This isn’t a complaint. Martin Scorsese’s seminal mafia flick is a much-loved classic for a reason. Goodfellas is a vicarious pleasure, rich with seductive detail: the clothes, the music, the language, the thrill of violence. There’s a moment in the very first episode of The Sopranos where Tony Soprano says, “Lately, I’m getting the feeling that I came in at the end. The best is over.” Goodfellas harks back to those best days, the days when Frank and Dino palled around with wiseguys, the days before RICO statutes defanged organized crime, the days when standup guys put on a suit and not a tracksuit to smash someone’s face in. Many Saints is a continuation of that rich period detail. Anyone who’s seen Goodfellas a thousand times will probably lap this up.
Many Saints broadens the scope of a mob movie, however. The screen is also filled with a blazing re-creation of New Jersey’s riotous uprising against racist violence in the Long Hot Summer of 1967. The Many Saints of Newark treads similar ground as The Sopranos in its intimate portraits of toxic families poisoning future generations, but also tells a wider of story of this convulsive refusal to learn from the past, a chilling cycle of anger and self-loathing in homes and in the nation. If you’re wondering why a Sopranos prequel is relevant in 2021, look no further than the scene in which white cops brutalize a Black man and spark a wave of protest. The film shows troops sweeping the streets, explicitly drawing a parallel with the Vietnam War raging at the time, and implicitly with the violence of today.

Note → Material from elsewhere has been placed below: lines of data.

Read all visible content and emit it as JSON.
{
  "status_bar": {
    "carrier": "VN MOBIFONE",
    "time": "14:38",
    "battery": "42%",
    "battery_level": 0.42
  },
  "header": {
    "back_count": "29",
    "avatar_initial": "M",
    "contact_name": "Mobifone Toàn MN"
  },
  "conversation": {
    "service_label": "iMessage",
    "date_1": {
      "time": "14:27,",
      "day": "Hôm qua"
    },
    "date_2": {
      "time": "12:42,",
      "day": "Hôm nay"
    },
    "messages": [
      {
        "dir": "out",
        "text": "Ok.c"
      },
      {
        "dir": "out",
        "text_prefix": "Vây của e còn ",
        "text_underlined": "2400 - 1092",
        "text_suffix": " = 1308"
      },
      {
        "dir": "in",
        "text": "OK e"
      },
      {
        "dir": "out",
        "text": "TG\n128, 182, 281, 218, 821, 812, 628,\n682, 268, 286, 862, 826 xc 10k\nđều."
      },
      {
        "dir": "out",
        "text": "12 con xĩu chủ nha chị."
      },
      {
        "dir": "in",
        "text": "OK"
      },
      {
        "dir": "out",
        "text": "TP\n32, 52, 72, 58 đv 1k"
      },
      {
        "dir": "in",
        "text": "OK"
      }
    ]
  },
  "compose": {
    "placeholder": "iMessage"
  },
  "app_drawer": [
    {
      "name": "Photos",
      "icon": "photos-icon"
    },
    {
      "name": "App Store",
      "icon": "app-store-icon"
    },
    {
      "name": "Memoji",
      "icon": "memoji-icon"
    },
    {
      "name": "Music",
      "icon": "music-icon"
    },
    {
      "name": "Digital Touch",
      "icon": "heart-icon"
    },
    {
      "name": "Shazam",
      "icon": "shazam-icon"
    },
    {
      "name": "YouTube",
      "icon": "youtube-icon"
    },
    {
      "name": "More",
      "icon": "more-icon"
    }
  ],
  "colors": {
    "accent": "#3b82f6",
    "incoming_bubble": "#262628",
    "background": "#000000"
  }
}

But while it’s visually cinematic, and belongs to a rich tradition of cinema, The Many Saints of Newark is inescapably part of a larger story. A feature film is by definition a standalone story wrapped up in a couple of hours. Except nowadays that isn’t so, thanks to your franchises and your Marvel Cinematic Universes and your Dune Part Ones, all setting up sequels to fill streaming services forever more. Many Saints is far from a frothy franchise entry but it does extend beyond the boundaries of its two-hour run-time. And not just because of its links to the TV show we know — while it’s on the scale of a movie, Many Saints stubbornly refuses the neatness of a movie’s beginning, middle and end. Anyone who remembers the infamously abrupt climax of The Sopranos can guess how much resolution Many Saints is prepared to offer — or at least makes you work for it, offering thematic resonance rather than anything as crass as an ending.
This willful questioning of the very concept of endings makes this Sopranos film feel like a pilot episode of a new series. On the plus side, I would 100% watch that show. On the other hand, once the surface pleasures of the clothes, the music and Silvio’s wig fade away, The Many Saints of Newark leaves as many questions as pleasures.